- A soft Q2 GDP growth rate confirmed that China's recovery lost momentum, while revisions to previous data reduce the ‘statistical carry’ and therefore, pull down on our annual growth forecast.
- Our China Activity Indicator (CAI) moved down again in June, consistent with services exhausting their easy gains. In contrast, the industry, real estate & trade subindex stabilized on net, helped by an upward revision to some of the May data.
- The big question is what is going to drive growth forward. Real estate has become a major drag once again and the monthly data series showed activity dropping below November's lows in June. The consumption recovery should still have room to run: Households have yet to normalize their saving rate, let alone tap the excess savings built up over the pandemic. And if confidence returns, it could still unlock strong activity in H2 and beyond.
- But there is little sign of it in the latest data: we estimate retail sales fell 4% on the month, while services have been broadly flat for the past four months and surveys imply income and employment expectations will keep savings on the side-line.
- Weak growth, inflation running well below target and another rise in youth unemployment increase the chance of policy makers stepping in with a more substantial support package. Indeed, our China Financial Conditions Index (CFCI) continues to bounce around neutral.

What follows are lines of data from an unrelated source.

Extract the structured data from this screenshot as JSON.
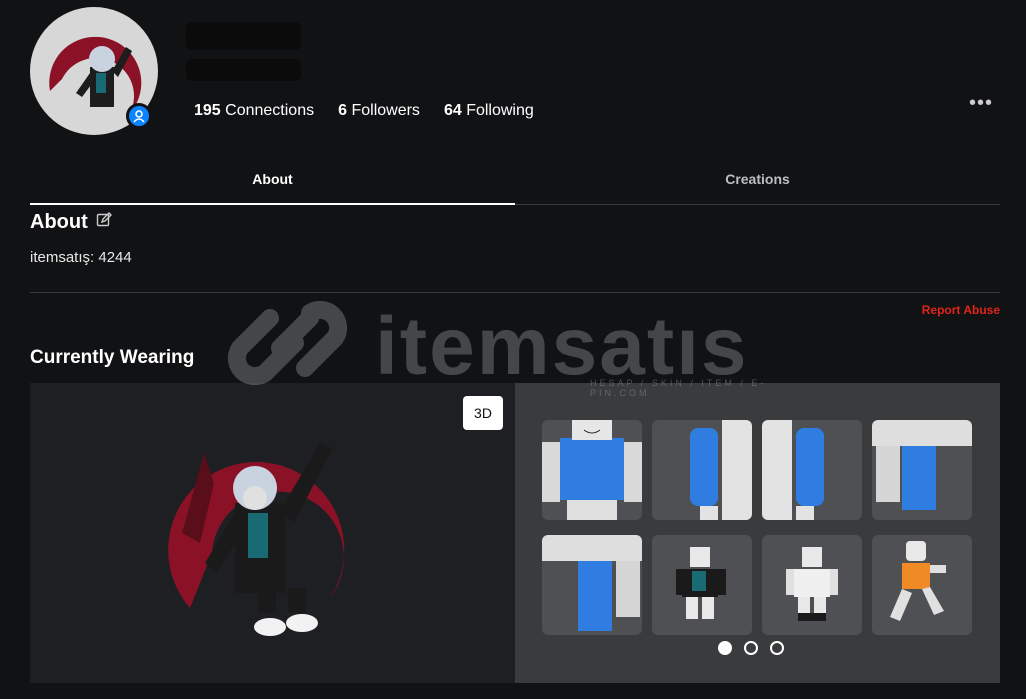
{
  "profile": {
    "stats": {
      "connections_count": "195",
      "connections_label": "Connections",
      "followers_count": "6",
      "followers_label": "Followers",
      "following_count": "64",
      "following_label": "Following"
    },
    "more_label": "•••"
  },
  "tabs": [
    {
      "label": "About",
      "active": true
    },
    {
      "label": "Creations",
      "active": false
    }
  ],
  "about": {
    "title": "About",
    "description": "itemsatış: 4244",
    "report_label": "Report Abuse"
  },
  "wearing": {
    "title": "Currently Wearing",
    "view_toggle": "3D",
    "items": [
      "shirt",
      "left-arm",
      "right-arm",
      "right-leg",
      "left-leg",
      "jacket-outfit",
      "white-outfit",
      "run-animation"
    ],
    "pages": 3,
    "current_page": 1
  },
  "watermark": {
    "word": "itemsatıs",
    "sub": "HESAP / SKIN / ITEM / E-PIN.COM"
  },
  "colors": {
    "background": "#111214",
    "accent_red": "#e2231a",
    "presence_blue": "#0a84ff",
    "panel_dark": "#1e1f23",
    "panel_gray": "#393b3d"
  }
}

- But a continued focus on de-risking and self-sufficiency implies stimulus will remain insufficient and piecemeal. As a result, we have trimmed our 2023 GDP forecast to 5.1% (-0.5pp).
Projections are offered as opinion and are not reflective of potential performance. Projections are not guaranteed, and actual events or results may differ materially.